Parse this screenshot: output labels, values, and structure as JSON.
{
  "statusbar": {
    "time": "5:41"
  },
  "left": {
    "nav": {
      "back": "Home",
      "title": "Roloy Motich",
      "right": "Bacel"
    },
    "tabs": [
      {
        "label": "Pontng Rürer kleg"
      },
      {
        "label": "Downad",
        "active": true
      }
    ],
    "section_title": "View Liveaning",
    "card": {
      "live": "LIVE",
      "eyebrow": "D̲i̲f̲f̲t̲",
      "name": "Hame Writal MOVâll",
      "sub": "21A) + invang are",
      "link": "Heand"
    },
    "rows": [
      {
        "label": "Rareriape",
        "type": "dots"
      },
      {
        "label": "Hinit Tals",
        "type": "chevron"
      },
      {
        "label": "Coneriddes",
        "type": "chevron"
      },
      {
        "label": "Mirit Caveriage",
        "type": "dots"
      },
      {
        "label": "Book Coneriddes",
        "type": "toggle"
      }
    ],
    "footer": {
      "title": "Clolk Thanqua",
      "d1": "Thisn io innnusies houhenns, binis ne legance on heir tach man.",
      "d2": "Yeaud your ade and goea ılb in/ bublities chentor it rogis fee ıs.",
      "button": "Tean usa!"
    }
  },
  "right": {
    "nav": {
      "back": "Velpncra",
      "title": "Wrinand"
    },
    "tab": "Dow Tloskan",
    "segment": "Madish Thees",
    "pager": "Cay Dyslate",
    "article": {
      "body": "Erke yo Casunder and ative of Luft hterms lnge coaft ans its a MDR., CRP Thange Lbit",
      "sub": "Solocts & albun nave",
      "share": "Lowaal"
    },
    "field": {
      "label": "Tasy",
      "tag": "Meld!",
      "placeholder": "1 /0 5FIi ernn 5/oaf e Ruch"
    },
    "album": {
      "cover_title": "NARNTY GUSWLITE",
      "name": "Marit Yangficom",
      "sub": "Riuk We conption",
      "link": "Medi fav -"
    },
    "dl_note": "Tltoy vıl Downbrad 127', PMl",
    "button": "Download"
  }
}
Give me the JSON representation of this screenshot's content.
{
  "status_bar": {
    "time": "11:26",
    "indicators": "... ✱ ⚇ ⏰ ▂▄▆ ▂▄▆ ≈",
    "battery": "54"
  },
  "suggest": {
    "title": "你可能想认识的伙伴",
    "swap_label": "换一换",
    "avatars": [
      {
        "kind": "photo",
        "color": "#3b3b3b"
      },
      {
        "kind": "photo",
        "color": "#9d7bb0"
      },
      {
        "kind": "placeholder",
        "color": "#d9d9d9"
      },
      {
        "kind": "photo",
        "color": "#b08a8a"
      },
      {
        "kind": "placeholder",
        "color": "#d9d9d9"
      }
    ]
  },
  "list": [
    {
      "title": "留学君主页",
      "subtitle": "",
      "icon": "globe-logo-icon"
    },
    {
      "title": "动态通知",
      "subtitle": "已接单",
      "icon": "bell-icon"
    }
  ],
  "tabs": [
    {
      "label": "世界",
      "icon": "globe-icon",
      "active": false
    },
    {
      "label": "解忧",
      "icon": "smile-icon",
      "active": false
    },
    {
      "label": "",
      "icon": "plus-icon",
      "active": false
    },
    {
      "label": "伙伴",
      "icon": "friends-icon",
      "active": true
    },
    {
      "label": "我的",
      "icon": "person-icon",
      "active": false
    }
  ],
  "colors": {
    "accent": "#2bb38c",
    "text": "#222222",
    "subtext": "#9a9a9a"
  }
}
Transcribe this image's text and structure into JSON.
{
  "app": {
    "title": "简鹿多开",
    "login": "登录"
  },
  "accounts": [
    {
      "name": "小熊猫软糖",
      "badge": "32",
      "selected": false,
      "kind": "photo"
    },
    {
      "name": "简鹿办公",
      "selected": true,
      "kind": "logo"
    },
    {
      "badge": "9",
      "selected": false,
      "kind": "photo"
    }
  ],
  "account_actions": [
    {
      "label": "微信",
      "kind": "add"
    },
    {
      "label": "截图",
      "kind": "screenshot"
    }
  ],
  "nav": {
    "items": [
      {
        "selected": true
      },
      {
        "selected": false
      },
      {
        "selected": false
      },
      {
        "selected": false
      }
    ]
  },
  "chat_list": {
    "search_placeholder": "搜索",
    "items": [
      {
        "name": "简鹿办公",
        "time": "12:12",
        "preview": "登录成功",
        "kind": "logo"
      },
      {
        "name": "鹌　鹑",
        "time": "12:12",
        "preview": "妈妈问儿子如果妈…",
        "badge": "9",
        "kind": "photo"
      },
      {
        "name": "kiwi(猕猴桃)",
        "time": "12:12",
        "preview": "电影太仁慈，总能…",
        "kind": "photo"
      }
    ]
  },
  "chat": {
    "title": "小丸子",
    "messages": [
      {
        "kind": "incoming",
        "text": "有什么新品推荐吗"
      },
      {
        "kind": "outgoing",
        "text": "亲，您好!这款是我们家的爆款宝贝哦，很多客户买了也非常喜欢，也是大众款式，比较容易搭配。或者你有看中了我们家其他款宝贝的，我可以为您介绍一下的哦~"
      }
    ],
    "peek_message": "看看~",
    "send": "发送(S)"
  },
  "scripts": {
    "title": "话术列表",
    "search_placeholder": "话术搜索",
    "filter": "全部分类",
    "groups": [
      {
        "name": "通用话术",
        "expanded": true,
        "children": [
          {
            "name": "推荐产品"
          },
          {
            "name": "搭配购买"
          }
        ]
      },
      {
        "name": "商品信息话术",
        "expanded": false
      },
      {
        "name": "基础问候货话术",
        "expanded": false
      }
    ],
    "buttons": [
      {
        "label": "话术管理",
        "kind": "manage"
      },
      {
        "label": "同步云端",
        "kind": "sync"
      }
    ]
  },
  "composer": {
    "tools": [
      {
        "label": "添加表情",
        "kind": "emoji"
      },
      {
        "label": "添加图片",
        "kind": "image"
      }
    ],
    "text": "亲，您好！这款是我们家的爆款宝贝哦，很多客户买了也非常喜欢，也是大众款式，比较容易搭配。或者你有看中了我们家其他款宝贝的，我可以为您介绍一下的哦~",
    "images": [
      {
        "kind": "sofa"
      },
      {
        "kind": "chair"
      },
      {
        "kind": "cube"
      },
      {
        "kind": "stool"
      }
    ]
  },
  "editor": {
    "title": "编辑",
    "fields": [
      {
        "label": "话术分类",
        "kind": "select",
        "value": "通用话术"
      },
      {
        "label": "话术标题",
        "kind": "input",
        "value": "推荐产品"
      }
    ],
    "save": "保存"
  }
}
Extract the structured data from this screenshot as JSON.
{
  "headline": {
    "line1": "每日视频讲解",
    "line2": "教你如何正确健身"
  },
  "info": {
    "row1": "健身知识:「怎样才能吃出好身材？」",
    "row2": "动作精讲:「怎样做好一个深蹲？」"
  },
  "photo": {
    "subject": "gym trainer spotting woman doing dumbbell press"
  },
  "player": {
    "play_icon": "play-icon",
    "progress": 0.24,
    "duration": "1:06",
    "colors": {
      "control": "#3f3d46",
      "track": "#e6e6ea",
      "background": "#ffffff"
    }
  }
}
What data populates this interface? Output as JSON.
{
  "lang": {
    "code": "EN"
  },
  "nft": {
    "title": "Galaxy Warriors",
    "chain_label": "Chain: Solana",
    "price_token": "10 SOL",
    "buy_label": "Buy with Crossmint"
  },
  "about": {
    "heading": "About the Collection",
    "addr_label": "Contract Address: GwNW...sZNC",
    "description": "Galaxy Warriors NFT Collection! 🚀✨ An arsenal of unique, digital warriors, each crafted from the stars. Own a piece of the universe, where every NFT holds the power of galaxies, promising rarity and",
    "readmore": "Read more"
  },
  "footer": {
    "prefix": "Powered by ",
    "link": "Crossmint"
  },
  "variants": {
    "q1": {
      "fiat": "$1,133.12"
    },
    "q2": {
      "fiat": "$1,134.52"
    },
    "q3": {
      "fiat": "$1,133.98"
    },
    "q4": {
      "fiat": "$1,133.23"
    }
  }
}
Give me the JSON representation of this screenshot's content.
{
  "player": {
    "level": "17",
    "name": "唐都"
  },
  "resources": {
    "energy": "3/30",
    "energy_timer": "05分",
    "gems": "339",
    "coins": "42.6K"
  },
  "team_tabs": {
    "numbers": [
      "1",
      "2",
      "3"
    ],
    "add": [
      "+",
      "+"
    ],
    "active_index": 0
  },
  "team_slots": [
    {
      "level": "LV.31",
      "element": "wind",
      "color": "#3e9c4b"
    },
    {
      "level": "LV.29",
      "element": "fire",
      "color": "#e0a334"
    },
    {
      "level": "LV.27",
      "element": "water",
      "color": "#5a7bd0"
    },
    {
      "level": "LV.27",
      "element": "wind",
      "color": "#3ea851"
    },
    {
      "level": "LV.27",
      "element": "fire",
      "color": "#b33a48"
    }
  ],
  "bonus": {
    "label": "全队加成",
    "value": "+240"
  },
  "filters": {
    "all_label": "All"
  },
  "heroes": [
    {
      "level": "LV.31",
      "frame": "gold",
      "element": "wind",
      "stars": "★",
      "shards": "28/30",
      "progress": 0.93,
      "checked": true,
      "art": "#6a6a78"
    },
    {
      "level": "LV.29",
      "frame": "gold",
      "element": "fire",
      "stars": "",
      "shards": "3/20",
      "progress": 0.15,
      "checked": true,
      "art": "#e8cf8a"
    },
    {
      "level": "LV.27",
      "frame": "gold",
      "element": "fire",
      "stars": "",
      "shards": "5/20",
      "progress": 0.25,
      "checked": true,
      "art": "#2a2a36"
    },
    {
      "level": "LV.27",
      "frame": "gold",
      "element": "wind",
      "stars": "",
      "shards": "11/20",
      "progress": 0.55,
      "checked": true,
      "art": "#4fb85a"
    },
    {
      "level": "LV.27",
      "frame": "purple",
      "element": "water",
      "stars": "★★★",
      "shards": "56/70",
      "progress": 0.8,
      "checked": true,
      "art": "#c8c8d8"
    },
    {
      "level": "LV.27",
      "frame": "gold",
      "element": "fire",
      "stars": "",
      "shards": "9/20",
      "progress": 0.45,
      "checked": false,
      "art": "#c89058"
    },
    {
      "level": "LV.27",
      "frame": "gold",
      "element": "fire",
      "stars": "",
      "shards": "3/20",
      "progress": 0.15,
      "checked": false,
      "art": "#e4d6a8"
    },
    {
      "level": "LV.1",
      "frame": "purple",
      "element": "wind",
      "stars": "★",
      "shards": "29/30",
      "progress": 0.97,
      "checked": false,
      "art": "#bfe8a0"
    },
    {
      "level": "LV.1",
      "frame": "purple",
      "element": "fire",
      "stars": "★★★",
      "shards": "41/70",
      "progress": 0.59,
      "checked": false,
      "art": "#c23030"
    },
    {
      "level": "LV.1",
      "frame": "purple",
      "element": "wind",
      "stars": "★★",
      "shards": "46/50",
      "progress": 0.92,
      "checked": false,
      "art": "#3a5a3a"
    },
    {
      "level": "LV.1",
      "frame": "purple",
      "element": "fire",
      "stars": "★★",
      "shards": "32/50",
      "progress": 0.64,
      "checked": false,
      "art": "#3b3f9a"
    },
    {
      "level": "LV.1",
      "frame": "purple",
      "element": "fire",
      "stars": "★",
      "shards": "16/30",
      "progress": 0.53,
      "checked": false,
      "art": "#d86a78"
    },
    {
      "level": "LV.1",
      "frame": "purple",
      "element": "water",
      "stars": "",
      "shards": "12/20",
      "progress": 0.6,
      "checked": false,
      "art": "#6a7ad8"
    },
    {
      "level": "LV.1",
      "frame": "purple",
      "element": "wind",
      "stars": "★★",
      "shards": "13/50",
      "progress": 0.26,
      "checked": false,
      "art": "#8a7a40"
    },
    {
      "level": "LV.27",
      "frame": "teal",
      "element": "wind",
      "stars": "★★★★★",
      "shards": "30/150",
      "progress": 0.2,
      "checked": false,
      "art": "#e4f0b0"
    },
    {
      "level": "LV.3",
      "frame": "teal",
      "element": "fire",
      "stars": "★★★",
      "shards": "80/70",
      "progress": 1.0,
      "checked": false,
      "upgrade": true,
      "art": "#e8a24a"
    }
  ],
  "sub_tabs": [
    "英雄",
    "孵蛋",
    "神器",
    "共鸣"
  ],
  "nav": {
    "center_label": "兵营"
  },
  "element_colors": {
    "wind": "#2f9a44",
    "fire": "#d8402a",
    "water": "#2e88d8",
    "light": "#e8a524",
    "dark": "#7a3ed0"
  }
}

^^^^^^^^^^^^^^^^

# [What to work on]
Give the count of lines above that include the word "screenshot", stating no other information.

# [Written response]
5